The Bernina I have is made entirely of metal parts. No plastic, folks. As I mentioned above, I have not had any trouble with it. I do oil it when I should and keep it free of lint, but that ‘s all the maintenance I do besides a tune up every few years where they clean the tension dials and other mundane stuff.

The interesting thing is that no matter who I take it to for the tune up, they end up begging to buy it from me. They know how good it is. I know how good it is, and there’s no way I’m going to sell it!

It has basic stitches and about 12 embroidery stitches, that I haven’t used often. It sews a great looking seam, and it’s just plain reliable. Now, the features it doesn’t have are: a built in button hole maker (I’ve done just fine without one, but it would be nice) and a buttonhole stitch (which would be nice if you want to machine buttonhole stitch on a quilt). Other than that, it’s got everything I need or want. To get those features, look for a newer model.

They began making a computerized version soon after this model. I don’t really want one as they are much higher in price and I don’t need a computerized model. If I were desigining my own quilts or embroidering designs I downloaded from the computer, then maybe. If that is what you’d like to do, check into them. I just looked at a new computerized model last year and it was nearly $10,000. I nearly fell to the floor. But that one had all the bells and whistles. It threads your needle, it cuts the thread, etc.

Bottom line, go to a dealership and test drive one first.  Try all the makes and models.  Take notes on which ones you like and why.  Ask if you can take one out on loan for a few days. Most places will let you. When I get mine serviced, they give me a loaner so I can keep my business going. If you don’t like one model, try another until you find the perfect match for you.

Out of curiosity, and knowing I was writing this post today, I got on ebay and saw that my model Bernina (930 Record) is going for $995.00 with 23 bids and 4 1/2 days left on the auction. My guess is that it will probably go for around $1200 by the end of the auction. I’ve seen them go for around $1600. It just depends on the availability at the time you are buying one.

So, look on ebay and your local Craigslist and newspaper. Check with your sewing machine shop and quilt shops in the area and ask around. It’s worth your time and perseverance to get a good machine. Think of it as an investment because you will hopefully get years and years of reliability out of it.

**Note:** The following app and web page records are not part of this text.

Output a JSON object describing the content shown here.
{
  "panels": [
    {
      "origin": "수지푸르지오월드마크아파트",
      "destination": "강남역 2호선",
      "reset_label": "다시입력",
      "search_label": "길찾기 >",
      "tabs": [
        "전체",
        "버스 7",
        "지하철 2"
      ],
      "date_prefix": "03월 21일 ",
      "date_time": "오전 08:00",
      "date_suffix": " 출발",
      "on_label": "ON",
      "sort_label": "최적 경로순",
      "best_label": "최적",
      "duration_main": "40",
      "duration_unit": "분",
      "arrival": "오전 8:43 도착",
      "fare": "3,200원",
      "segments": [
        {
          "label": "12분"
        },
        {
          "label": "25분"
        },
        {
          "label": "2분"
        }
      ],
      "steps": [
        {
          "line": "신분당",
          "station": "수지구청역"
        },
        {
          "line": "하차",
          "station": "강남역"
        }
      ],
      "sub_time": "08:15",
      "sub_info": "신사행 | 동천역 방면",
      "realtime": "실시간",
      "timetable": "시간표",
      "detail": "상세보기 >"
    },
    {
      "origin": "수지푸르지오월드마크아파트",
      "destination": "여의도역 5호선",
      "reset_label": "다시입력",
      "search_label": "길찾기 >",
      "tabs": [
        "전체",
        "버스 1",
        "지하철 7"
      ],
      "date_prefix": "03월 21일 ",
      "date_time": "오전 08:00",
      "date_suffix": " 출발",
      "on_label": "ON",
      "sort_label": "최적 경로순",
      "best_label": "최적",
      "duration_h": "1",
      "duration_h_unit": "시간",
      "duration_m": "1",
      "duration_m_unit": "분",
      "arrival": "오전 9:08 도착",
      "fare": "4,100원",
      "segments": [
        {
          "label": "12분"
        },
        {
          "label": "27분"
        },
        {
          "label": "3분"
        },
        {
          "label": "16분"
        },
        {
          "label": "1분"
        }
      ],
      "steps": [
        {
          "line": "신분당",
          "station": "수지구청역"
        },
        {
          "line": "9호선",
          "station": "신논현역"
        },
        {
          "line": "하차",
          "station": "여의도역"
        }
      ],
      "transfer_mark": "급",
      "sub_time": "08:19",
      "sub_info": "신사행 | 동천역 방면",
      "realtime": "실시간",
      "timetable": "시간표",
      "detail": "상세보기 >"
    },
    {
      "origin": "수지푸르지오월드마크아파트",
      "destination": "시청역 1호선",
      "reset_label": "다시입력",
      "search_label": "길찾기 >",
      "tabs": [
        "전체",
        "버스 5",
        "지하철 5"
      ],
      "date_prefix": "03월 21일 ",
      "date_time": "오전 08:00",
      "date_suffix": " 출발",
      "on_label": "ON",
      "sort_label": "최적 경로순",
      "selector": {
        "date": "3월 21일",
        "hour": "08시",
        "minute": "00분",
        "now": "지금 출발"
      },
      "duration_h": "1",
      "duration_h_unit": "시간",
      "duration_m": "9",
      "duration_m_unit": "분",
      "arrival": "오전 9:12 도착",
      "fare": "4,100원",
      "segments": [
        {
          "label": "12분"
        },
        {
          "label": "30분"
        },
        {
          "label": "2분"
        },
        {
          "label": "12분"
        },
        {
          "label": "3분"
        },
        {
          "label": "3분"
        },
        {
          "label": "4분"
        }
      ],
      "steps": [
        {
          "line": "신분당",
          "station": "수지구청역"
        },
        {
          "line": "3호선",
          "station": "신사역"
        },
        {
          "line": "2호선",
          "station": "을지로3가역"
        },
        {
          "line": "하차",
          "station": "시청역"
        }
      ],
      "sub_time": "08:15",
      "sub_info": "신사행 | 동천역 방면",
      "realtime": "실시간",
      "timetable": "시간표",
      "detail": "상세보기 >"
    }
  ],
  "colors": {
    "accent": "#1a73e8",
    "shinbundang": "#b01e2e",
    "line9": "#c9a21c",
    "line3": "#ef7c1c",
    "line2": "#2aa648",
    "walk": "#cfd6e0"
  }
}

Do you like the machine you own now? Why or why not? I’d love to  hear about it. So would the others who read this post.